- Daily Dietary Reference Intakes – Women (teens) aged 14-18 @
- Herbs and Breastfeeding @
- DHA supplements for nursing mothers
- Does My Baby Need Vitamins?
- FAQs about Mom’s Diet
- Is This Safe When Breastfeeding?
Hamosh M, Dewey KG, Garza C, et al: Nutrition During Lactation. Institute of Medicine, Washington, DC, National Academy Press, 1991, pp. 133-140. This book is available free from the HRSA Information Center
FAQ Sheet: Frequently Asked Questions on Breastfeeding and Maternal Nutrition from the LINKAGES Project

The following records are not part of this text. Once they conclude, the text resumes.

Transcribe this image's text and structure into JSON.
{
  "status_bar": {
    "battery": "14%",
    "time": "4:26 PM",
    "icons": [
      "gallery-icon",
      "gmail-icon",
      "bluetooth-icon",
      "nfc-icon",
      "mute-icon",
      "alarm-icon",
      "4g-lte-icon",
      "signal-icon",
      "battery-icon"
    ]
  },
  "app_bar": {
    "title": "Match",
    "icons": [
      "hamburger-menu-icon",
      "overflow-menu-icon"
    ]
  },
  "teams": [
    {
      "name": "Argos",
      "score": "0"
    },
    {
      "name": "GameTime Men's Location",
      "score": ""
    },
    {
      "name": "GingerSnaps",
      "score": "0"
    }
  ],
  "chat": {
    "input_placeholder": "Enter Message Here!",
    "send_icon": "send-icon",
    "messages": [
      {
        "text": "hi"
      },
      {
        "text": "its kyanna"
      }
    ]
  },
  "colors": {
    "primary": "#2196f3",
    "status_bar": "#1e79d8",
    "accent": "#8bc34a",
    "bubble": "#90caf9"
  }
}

Hale, Thomas. Medications and Mothers’ Milk, 10th Edition. Pharmasoft Medical Publishing, 2002.
Dietary Reference Intakes (DRI) and Recommended Dietary Allowances (RDA) from the US Department of Agriculture’s Food and Nutrition Information Center
Nutrient Information from the the American Society for Nutritional Sciences includes current information on food sources, diet recommendations, deficiencies, toxicity, clinical uses, recent research and references for further information for many micro- and macronutrients.
Second National Report on Biochemical Indicators of Diet and Nutrition in the U.S. Population 2012 from the Centers for Disease Control website, pp. 342-358
Nutrition Analysis Tool (NAT) from the Food Science and Human Nutrition Department at the University of Illinois
Gellert S, Ströhle A, Hahn A. Breastfeeding woman are at higher risk of vitamin D deficiency than non-breastfeeding women – insights from the German VitaMinFemin study International Breastfeeding Journal 2017 12:19 DOI: 10.1186/s13006-017-0105-1